What needs to be done >> Every record is to be returned as written, with no omissions.

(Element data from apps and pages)

════════════════════

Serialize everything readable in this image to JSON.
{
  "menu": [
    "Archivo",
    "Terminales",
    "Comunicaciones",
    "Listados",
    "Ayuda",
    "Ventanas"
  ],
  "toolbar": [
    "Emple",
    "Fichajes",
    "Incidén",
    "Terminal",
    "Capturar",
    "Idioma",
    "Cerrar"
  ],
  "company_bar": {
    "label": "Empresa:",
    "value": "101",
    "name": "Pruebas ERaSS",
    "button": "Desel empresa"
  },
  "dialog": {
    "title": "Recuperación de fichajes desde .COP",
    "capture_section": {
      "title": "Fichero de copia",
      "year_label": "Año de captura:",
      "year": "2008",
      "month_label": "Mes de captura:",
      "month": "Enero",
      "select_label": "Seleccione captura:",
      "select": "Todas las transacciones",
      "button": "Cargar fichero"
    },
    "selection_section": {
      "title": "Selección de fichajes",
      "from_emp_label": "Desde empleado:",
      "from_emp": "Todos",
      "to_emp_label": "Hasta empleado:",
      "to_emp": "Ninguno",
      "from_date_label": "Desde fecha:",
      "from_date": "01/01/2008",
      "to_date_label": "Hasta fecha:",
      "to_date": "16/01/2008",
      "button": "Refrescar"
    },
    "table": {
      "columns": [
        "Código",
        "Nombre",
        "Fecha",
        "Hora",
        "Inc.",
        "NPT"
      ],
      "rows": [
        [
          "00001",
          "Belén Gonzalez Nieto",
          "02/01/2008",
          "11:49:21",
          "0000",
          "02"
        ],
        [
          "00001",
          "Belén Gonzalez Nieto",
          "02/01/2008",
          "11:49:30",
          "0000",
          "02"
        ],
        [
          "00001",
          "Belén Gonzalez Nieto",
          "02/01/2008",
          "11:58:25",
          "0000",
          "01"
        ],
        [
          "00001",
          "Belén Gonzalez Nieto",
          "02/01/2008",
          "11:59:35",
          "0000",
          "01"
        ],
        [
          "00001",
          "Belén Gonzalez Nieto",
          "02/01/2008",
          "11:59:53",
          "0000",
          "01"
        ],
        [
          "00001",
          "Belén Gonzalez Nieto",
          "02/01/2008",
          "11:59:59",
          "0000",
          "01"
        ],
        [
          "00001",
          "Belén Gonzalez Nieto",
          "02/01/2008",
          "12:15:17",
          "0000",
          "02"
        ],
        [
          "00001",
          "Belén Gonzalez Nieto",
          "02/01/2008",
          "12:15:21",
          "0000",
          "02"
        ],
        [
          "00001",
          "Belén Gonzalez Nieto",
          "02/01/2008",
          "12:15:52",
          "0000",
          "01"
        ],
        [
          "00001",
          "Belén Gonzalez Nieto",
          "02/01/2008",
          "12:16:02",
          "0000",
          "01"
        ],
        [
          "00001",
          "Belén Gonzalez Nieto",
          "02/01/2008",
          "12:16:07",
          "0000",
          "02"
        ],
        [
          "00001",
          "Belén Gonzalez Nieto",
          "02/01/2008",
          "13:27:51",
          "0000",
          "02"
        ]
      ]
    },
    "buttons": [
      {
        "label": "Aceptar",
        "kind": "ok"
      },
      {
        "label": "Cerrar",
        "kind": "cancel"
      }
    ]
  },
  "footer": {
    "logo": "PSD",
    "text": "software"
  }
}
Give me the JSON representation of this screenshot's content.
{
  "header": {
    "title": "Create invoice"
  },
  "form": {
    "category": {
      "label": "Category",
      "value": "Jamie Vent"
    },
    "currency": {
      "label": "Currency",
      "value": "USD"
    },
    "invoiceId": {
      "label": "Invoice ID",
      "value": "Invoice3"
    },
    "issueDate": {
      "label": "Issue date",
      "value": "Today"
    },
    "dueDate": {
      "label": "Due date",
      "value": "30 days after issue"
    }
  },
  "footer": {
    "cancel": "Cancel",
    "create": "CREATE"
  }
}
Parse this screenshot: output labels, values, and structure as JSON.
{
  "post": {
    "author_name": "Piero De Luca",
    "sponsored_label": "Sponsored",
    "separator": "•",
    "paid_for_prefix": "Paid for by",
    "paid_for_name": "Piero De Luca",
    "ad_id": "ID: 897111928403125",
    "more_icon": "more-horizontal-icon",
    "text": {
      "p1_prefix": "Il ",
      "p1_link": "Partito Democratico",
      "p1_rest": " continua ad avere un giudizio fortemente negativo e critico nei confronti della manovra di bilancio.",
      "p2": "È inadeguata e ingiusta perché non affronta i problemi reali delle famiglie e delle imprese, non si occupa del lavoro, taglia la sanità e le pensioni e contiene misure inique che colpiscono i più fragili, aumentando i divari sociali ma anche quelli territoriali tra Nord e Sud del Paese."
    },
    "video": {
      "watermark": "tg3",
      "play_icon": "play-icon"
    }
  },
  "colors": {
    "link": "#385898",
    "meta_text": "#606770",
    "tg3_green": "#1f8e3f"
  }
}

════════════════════

The completed task >>
Serialize everything readable in this image to JSON.
{
  "menu": [
    "Archivo",
    "Terminales",
    "Comunicaciones",
    "Listados",
    "Ayuda",
    "Ventanas"
  ],
  "toolbar": [
    "Emple",
    "Fichajes",
    "Incidén",
    "Terminal",
    "Capturar",
    "Idioma",
    "Cerrar"
  ],
  "company_bar": {
    "label": "Empresa:",
    "value": "101",
    "name": "Pruebas ERaSS",
    "button": "Desel empresa"
  },
  "dialog": {
    "title": "Recuperación de fichajes desde .COP",
    "capture_section": {
      "title": "Fichero de copia",
      "year_label": "Año de captura:",
      "year": "2008",
      "month_label": "Mes de captura:",
      "month": "Enero",
      "select_label": "Seleccione captura:",
      "select": "Todas las transacciones",
      "button": "Cargar fichero"
    },
    "selection_section": {
      "title": "Selección de fichajes",
      "from_emp_label": "Desde empleado:",
      "from_emp": "Todos",
      "to_emp_label": "Hasta empleado:",
      "to_emp": "Ninguno",
      "from_date_label": "Desde fecha:",
      "from_date": "01/01/2008",
      "to_date_label": "Hasta fecha:",
      "to_date": "16/01/2008",
      "button": "Refrescar"
    },
    "table": {
      "columns": [
        "Código",
        "Nombre",
        "Fecha",
        "Hora",
        "Inc.",
        "NPT"
      ],
      "rows": [
        [
          "00001",
          "Belén Gonzalez Nieto",
          "02/01/2008",
          "11:49:21",
          "0000",
          "02"
        ],
        [
          "00001",
          "Belén Gonzalez Nieto",
          "02/01/2008",
          "11:49:30",
          "0000",
          "02"
        ],
        [
          "00001",
          "Belén Gonzalez Nieto",
          "02/01/2008",
          "11:58:25",
          "0000",
          "01"
        ],
        [
          "00001",
          "Belén Gonzalez Nieto",
          "02/01/2008",
          "11:59:35",
          "0000",
          "01"
        ],
        [
          "00001",
          "Belén Gonzalez Nieto",
          "02/01/2008",
          "11:59:53",
          "0000",
          "01"
        ],
        [
          "00001",
          "Belén Gonzalez Nieto",
          "02/01/2008",
          "11:59:59",
          "0000",
          "01"
        ],
        [
          "00001",
          "Belén Gonzalez Nieto",
          "02/01/2008",
          "12:15:17",
          "0000",
          "02"
        ],
        [
          "00001",
          "Belén Gonzalez Nieto",
          "02/01/2008",
          "12:15:21",
          "0000",
          "02"
        ],
        [
          "00001",
          "Belén Gonzalez Nieto",
          "02/01/2008",
          "12:15:52",
          "0000",
          "01"
        ],
        [
          "00001",
          "Belén Gonzalez Nieto",
          "02/01/2008",
          "12:16:02",
          "0000",
          "01"
        ],
        [
          "00001",
          "Belén Gonzalez Nieto",
          "02/01/2008",
          "12:16:07",
          "0000",
          "02"
        ],
        [
          "00001",
          "Belén Gonzalez Nieto",
          "02/01/2008",
          "13:27:51",
          "0000",
          "02"
        ]
      ]
    },
    "buttons": [
      {
        "label": "Aceptar",
        "kind": "ok"
      },
      {
        "label": "Cerrar",
        "kind": "cancel"
      }
    ]
  },
  "footer": {
    "logo": "PSD",
    "text": "software"
  }
}
Give me the JSON representation of this screenshot's content.
{
  "header": {
    "title": "Create invoice"
  },
  "form": {
    "category": {
      "label": "Category",
      "value": "Jamie Vent"
    },
    "currency": {
      "label": "Currency",
      "value": "USD"
    },
    "invoiceId": {
      "label": "Invoice ID",
      "value": "Invoice3"
    },
    "issueDate": {
      "label": "Issue date",
      "value": "Today"
    },
    "dueDate": {
      "label": "Due date",
      "value": "30 days after issue"
    }
  },
  "footer": {
    "cancel": "Cancel",
    "create": "CREATE"
  }
}
Parse this screenshot: output labels, values, and structure as JSON.
{
  "post": {
    "author_name": "Piero De Luca",
    "sponsored_label": "Sponsored",
    "separator": "•",
    "paid_for_prefix": "Paid for by",
    "paid_for_name": "Piero De Luca",
    "ad_id": "ID: 897111928403125",
    "more_icon": "more-horizontal-icon",
    "text": {
      "p1_prefix": "Il ",
      "p1_link": "Partito Democratico",
      "p1_rest": " continua ad avere un giudizio fortemente negativo e critico nei confronti della manovra di bilancio.",
      "p2": "È inadeguata e ingiusta perché non affronta i problemi reali delle famiglie e delle imprese, non si occupa del lavoro, taglia la sanità e le pensioni e contiene misure inique che colpiscono i più fragili, aumentando i divari sociali ma anche quelli territoriali tra Nord e Sud del Paese."
    },
    "video": {
      "watermark": "tg3",
      "play_icon": "play-icon"
    }
  },
  "colors": {
    "link": "#385898",
    "meta_text": "#606770",
    "tg3_green": "#1f8e3f"
  }
}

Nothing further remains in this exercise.